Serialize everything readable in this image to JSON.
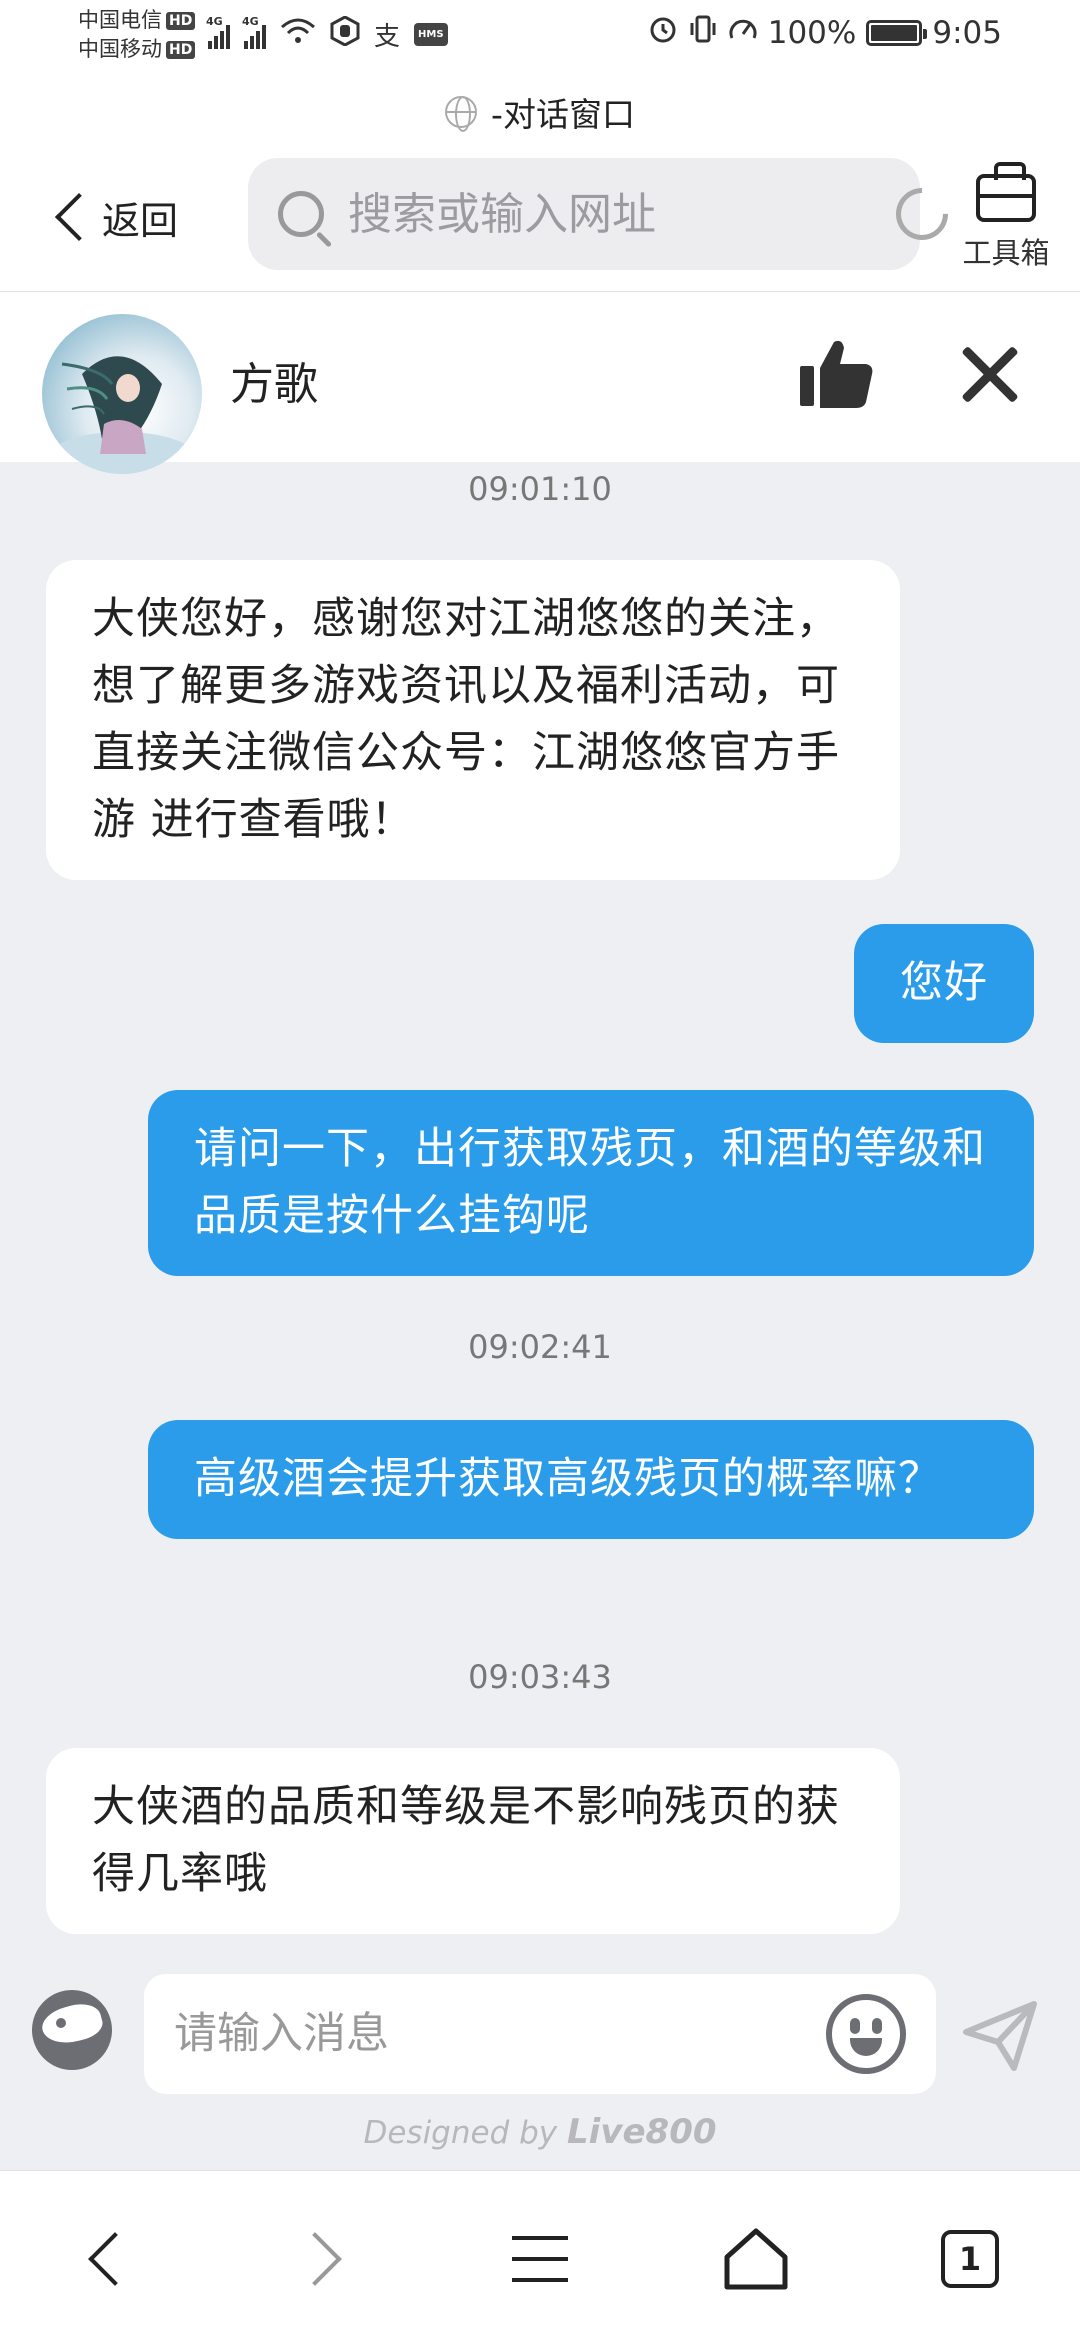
{
  "status_bar": {
    "carrier1": "中国电信",
    "carrier2": "中国移动",
    "hd": "HD",
    "net1": "4G",
    "net2": "4G",
    "hms": "HMS",
    "pay": "支",
    "battery_text": "100%",
    "time": "9:05"
  },
  "page": {
    "title": "-对话窗口"
  },
  "browser": {
    "back_label": "返回",
    "search_placeholder": "搜索或输入网址",
    "toolbox_label": "工具箱"
  },
  "chat": {
    "agent_name": "方歌",
    "messages": [
      {
        "type": "time",
        "text": "09:01:10"
      },
      {
        "type": "agent",
        "text": "大侠您好，感谢您对江湖悠悠的关注，想了解更多游戏资讯以及福利活动，可直接关注微信公众号：江湖悠悠官方手游 进行查看哦！"
      },
      {
        "type": "user",
        "text": "您好"
      },
      {
        "type": "user",
        "text": "请问一下，出行获取残页，和酒的等级和品质是按什么挂钩呢"
      },
      {
        "type": "time",
        "text": "09:02:41"
      },
      {
        "type": "user",
        "text": "高级酒会提升获取高级残页的概率嘛？"
      },
      {
        "type": "time",
        "text": "09:03:43"
      },
      {
        "type": "agent",
        "text": "大侠酒的品质和等级是不影响残页的获得几率哦"
      }
    ],
    "input_placeholder": "请输入消息",
    "designed_by_prefix": "Designed by",
    "designed_by_brand": "Live800"
  },
  "bottom_nav": {
    "tabs_count": "1"
  },
  "colors": {
    "user_bubble": "#2a9ce9",
    "background": "#eeeff2"
  }
}
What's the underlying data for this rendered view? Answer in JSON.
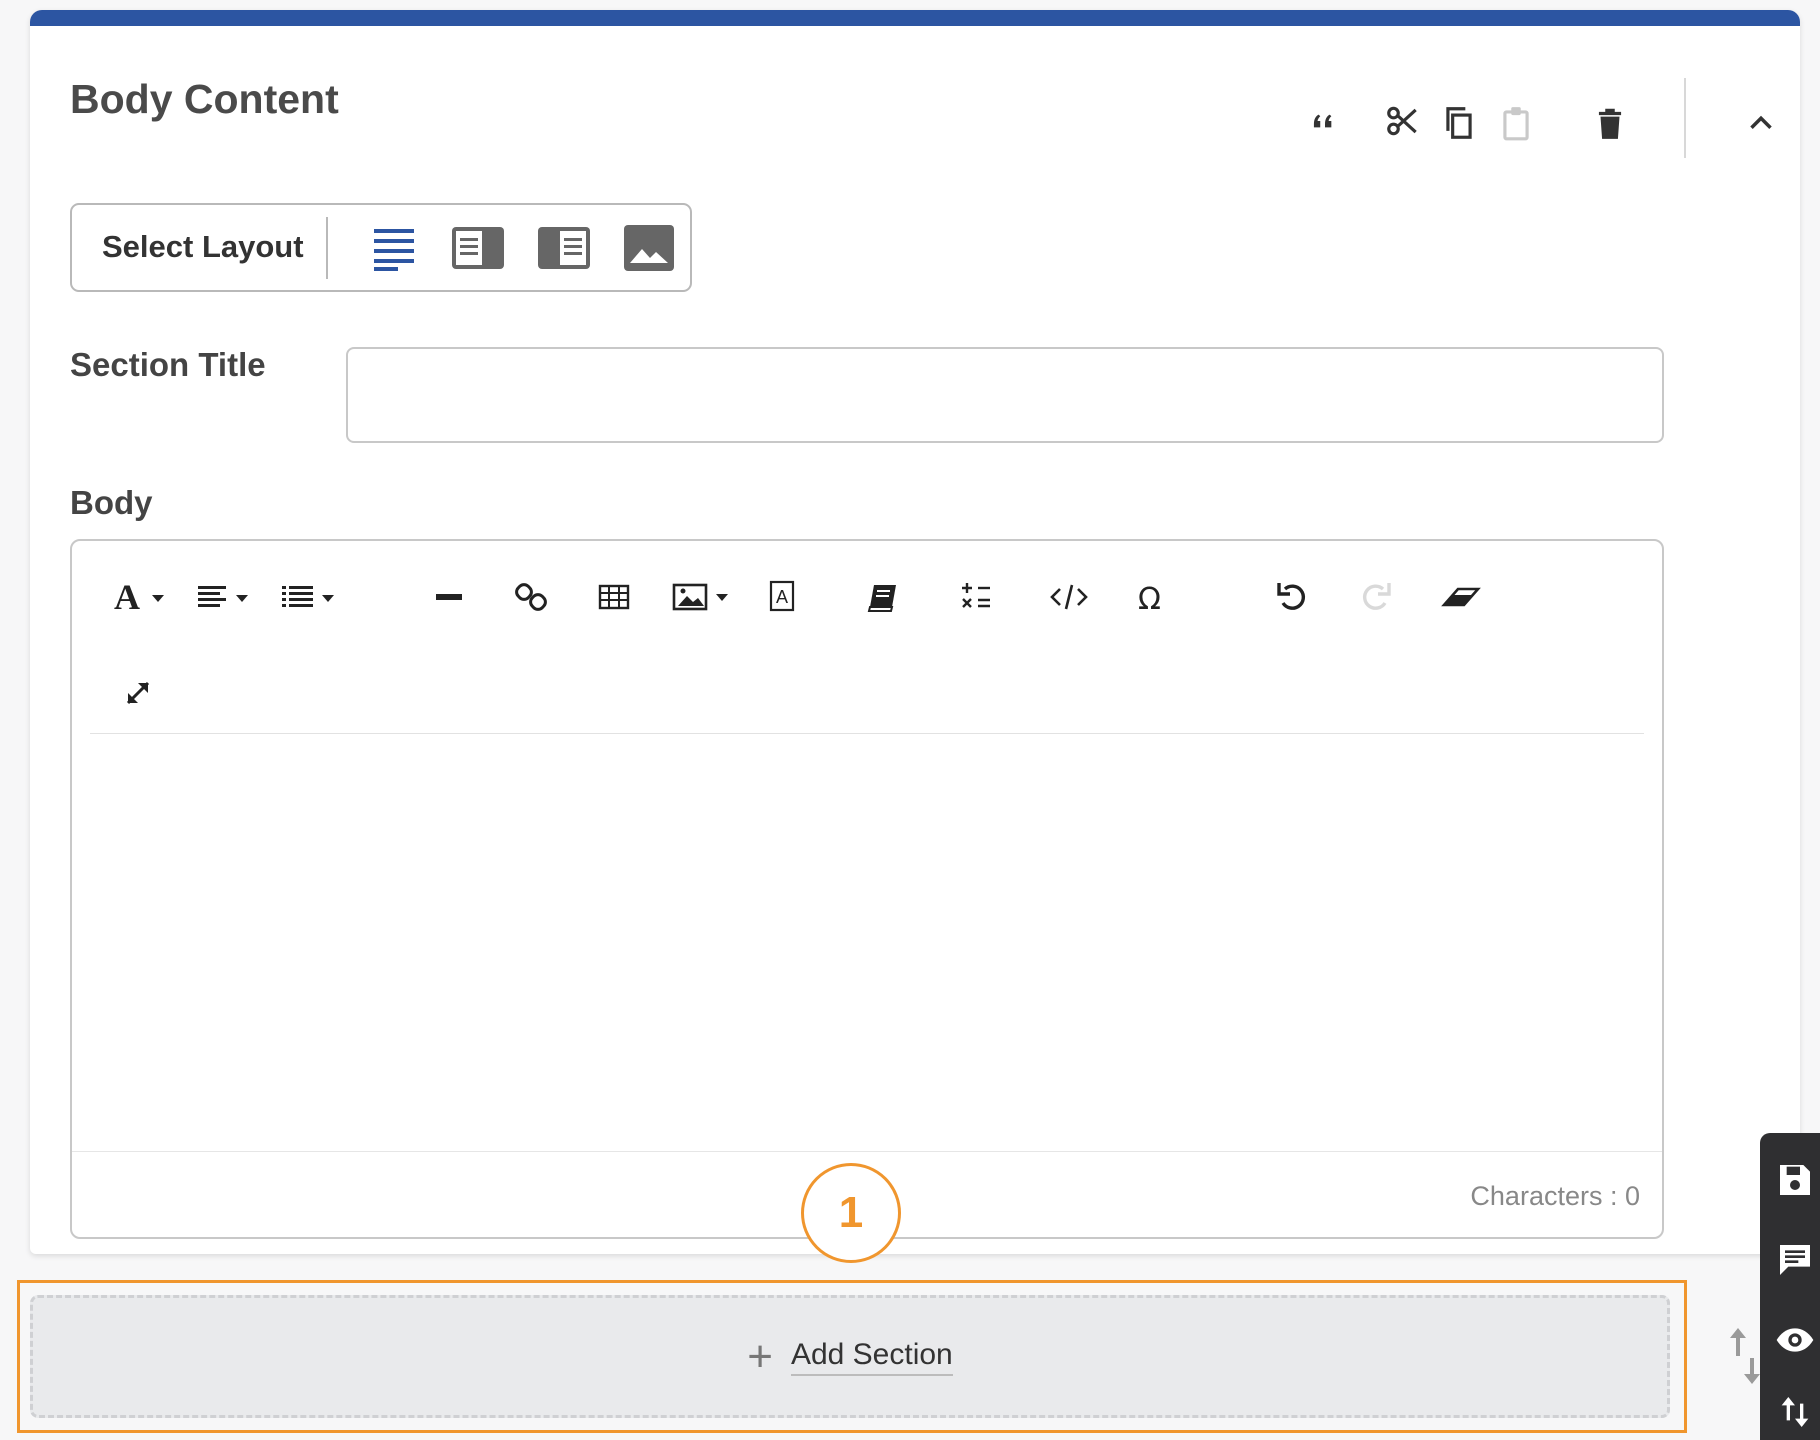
{
  "card": {
    "title": "Body Content",
    "tools": {
      "quote_icon": "quote-icon",
      "cut_icon": "scissors-icon",
      "copy_icon": "copy-icon",
      "paste_icon": "clipboard-icon",
      "delete_icon": "trash-icon",
      "collapse_icon": "chevron-up-icon"
    }
  },
  "layout": {
    "label": "Select Layout",
    "options": [
      "text-only",
      "image-left",
      "image-right",
      "image-only"
    ],
    "selected": "text-only"
  },
  "section_title": {
    "label": "Section Title",
    "value": "",
    "placeholder": ""
  },
  "body": {
    "label": "Body",
    "toolbar": [
      "font-style",
      "align",
      "list",
      "horizontal-rule",
      "link",
      "table",
      "image",
      "text-box",
      "glossary",
      "math",
      "code",
      "special-char",
      "undo",
      "redo",
      "clear-format",
      "fullscreen"
    ],
    "characters_label": "Characters : 0"
  },
  "callout": {
    "number": "1"
  },
  "add_section": {
    "plus": "+",
    "label": "Add Section"
  },
  "dock": [
    "save-icon",
    "comment-icon",
    "preview-icon",
    "reorder-icon"
  ],
  "colors": {
    "accent": "#2c55a2",
    "highlight": "#f0962e",
    "dock": "#2f2f31"
  }
}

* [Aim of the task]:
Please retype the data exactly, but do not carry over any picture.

* [Completed exercise]:
Serialize everything readable in this image to JSON.
{
  "status_bar": {
    "carrier1": "中国电信",
    "carrier2": "中国移动",
    "hd": "HD",
    "net1": "4G",
    "net2": "4G",
    "hms": "HMS",
    "pay": "支",
    "battery_text": "100%",
    "time": "9:05"
  },
  "page": {
    "title": "-对话窗口"
  },
  "browser": {
    "back_label": "返回",
    "search_placeholder": "搜索或输入网址",
    "toolbox_label": "工具箱"
  },
  "chat": {
    "agent_name": "方歌",
    "messages": [
      {
        "type": "time",
        "text": "09:01:10"
      },
      {
        "type": "agent",
        "text": "大侠您好，感谢您对江湖悠悠的关注，想了解更多游戏资讯以及福利活动，可直接关注微信公众号：江湖悠悠官方手游 进行查看哦！"
      },
      {
        "type": "user",
        "text": "您好"
      },
      {
        "type": "user",
        "text": "请问一下，出行获取残页，和酒的等级和品质是按什么挂钩呢"
      },
      {
        "type": "time",
        "text": "09:02:41"
      },
      {
        "type": "user",
        "text": "高级酒会提升获取高级残页的概率嘛？"
      },
      {
        "type": "time",
        "text": "09:03:43"
      },
      {
        "type": "agent",
        "text": "大侠酒的品质和等级是不影响残页的获得几率哦"
      }
    ],
    "input_placeholder": "请输入消息",
    "designed_by_prefix": "Designed by",
    "designed_by_brand": "Live800"
  },
  "bottom_nav": {
    "tabs_count": "1"
  },
  "colors": {
    "user_bubble": "#2a9ce9",
    "background": "#eeeff2"
  }
}
What's the underlying data for this rendered view? Answer in JSON.
{
  "card": {
    "title": "Body Content",
    "tools": {
      "quote_icon": "quote-icon",
      "cut_icon": "scissors-icon",
      "copy_icon": "copy-icon",
      "paste_icon": "clipboard-icon",
      "delete_icon": "trash-icon",
      "collapse_icon": "chevron-up-icon"
    }
  },
  "layout": {
    "label": "Select Layout",
    "options": [
      "text-only",
      "image-left",
      "image-right",
      "image-only"
    ],
    "selected": "text-only"
  },
  "section_title": {
    "label": "Section Title",
    "value": "",
    "placeholder": ""
  },
  "body": {
    "label": "Body",
    "toolbar": [
      "font-style",
      "align",
      "list",
      "horizontal-rule",
      "link",
      "table",
      "image",
      "text-box",
      "glossary",
      "math",
      "code",
      "special-char",
      "undo",
      "redo",
      "clear-format",
      "fullscreen"
    ],
    "characters_label": "Characters : 0"
  },
  "callout": {
    "number": "1"
  },
  "add_section": {
    "plus": "+",
    "label": "Add Section"
  },
  "dock": [
    "save-icon",
    "comment-icon",
    "preview-icon",
    "reorder-icon"
  ],
  "colors": {
    "accent": "#2c55a2",
    "highlight": "#f0962e",
    "dock": "#2f2f31"
  }
}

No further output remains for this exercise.